These two can have a lot of fun—a pair of carefree, risk-taking lovers nearly always do. But the classic conundrum here is that no one wants to be in charge. You may find that neither of you wants to handle the finances or make other important decisions. Two last-born parents could be in a tough position: Both may prefer to be the kids’ friend, not the heavy hand when it comes to discipline, which puts a strain on a marriage. Relationship Tip: Try to figure out which of you is best at certain tasks (such as handling money or making decisions about the children), and then own up to that responsibility, rather than assuming the other will take care of it.
Onlies with Anyone

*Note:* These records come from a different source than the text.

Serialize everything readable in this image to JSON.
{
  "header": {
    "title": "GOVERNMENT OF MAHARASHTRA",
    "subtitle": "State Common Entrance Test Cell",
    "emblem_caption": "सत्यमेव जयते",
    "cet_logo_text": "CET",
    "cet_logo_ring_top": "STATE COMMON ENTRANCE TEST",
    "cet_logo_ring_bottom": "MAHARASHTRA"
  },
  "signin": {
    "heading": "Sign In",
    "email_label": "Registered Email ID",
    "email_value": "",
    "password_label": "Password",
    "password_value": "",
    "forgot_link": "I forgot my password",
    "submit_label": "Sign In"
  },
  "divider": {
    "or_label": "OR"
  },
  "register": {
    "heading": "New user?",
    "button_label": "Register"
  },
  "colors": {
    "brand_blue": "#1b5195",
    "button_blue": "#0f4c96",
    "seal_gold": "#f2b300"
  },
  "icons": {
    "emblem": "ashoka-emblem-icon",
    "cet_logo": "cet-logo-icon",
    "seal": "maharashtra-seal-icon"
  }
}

Unlike the other birth-order positions, only children haven’t been studied as much. Most people assume an only child will resemble a firstborn in relationships, since they are, after all, first, but that doesn’t take into account the fact that an only never had an advisory (or bossy!) role with younger sibs. An only with a firstborn can be a good match if the only child acts less classically “firstborn.” And an only with the lastborn can present issues, if the only has had little experience with the relatively immature, attention-seeking behavior of the baby of the family. Perhaps no surprise, middles and onlies make a good match, with the middle child accustomed to the needy side as well as the possibly bossy side, of his or her “only” love. Relationship Tip: If you’re with an only, figuring out whether he’s more like an autocratic first born, or a pampered lastborn, will help you work through relationship snafus more smoothly. And if you are an only, you may do well seeking out a partner of any birth order who has a clutch of siblings, if you were the type who always missed siblings in your own home.
Resource: Woman's Day